Cracked Teeth is a condition in which the tooth develops a crack. Cracked teeth occur when you bite hard into anything or due to trauma or due to tooth decay. Cracked tooth usually is not very painful, unless you have been in an accident. Symptoms of cracked tooth are an erratic pain when chewing, or pain when exposed to extremes of temperature.
HOW IS CRACKED TEETH DIAGNOSED?
Diagnosing CTS has been a challenge to dental practitioners and is a source of frustration for both the dentist and the patient. Identification can be difficult because the discomfort or pain can mimic that arising from other pathologies, such as sinusitis, temporomandibular joint disorders, headaches, ear pain, or atypical orofacial pain. Thus, diagnosis can be time-consuming and represents a clinical challenge. Early diagnosis is paramount as restorative intervention can limit propagation of the fracture, subsequent microleakage, and involvement of the pulpal or periodontal tissues, or catastrophic failure of the cusp. The ease of diagnosis varies according to the position and extent of the fracture. Mandibular second molars, followed by mandibular first molars and maxillary premolars are the most commonly affected teeth. The tooth often has an extensive intracoronal restoration. The pain may sometimes occur following dental treatments, such as cementation of an inlay, which may be erroneously diagnosed as interferences or high spots on the new restoration. Recurrent debonding of cemented intracoronal restorations such as inlays may indicate the presence of underlying cracks.
HOW IS CRACKED TEETH TREATED?
The dentist may make use of full restoration of the tooth with onlay or a crown molding so as to treat the condition and help you chew your food without pain. The tooth may also have to be extracted in some cases to protect the cusp and prevent decay.
DID YOU KNOW?

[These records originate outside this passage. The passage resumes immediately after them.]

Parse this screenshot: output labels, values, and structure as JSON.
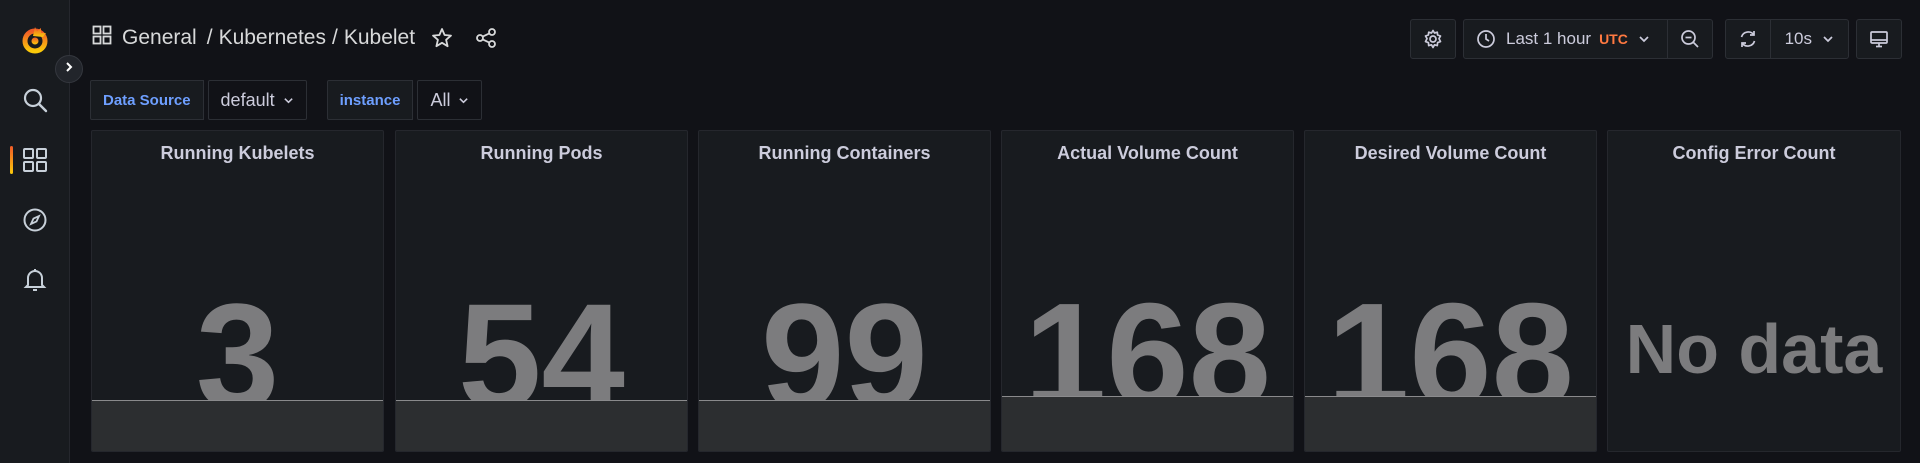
{
  "breadcrumb": {
    "folder": "General",
    "sep1": "/",
    "section": "Kubernetes",
    "sep2": "/",
    "dashboard": "Kubelet"
  },
  "toolbar": {
    "time_range": "Last 1 hour",
    "timezone": "UTC",
    "refresh_interval": "10s"
  },
  "variables": [
    {
      "label": "Data Source",
      "value": "default"
    },
    {
      "label": "instance",
      "value": "All"
    }
  ],
  "panels": [
    {
      "title": "Running Kubelets",
      "value": "3"
    },
    {
      "title": "Running Pods",
      "value": "54"
    },
    {
      "title": "Running Containers",
      "value": "99"
    },
    {
      "title": "Actual Volume Count",
      "value": "168"
    },
    {
      "title": "Desired Volume Count",
      "value": "168"
    },
    {
      "title": "Config Error Count",
      "value": "No data"
    }
  ],
  "colors": {
    "background": "#111217",
    "panel": "#181b1f",
    "value_text": "#7c7c7e",
    "variable_label": "#6e9fff",
    "utc_accent": "#ff7941"
  },
  "icons": {
    "logo": "grafana-logo",
    "sidebar": [
      "search-icon",
      "dashboards-icon",
      "explore-icon",
      "alerting-icon"
    ],
    "nav": [
      "dashboard-grid-icon",
      "star-icon",
      "share-icon"
    ],
    "toolbar": [
      "settings-icon",
      "clock-icon",
      "zoom-out-icon",
      "refresh-icon",
      "tv-mode-icon"
    ]
  }
}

The dentistry procedure may have a solution but it’s best to have a healthy diet and take good care of your teeth to prevent them from chipping and cracking naturally.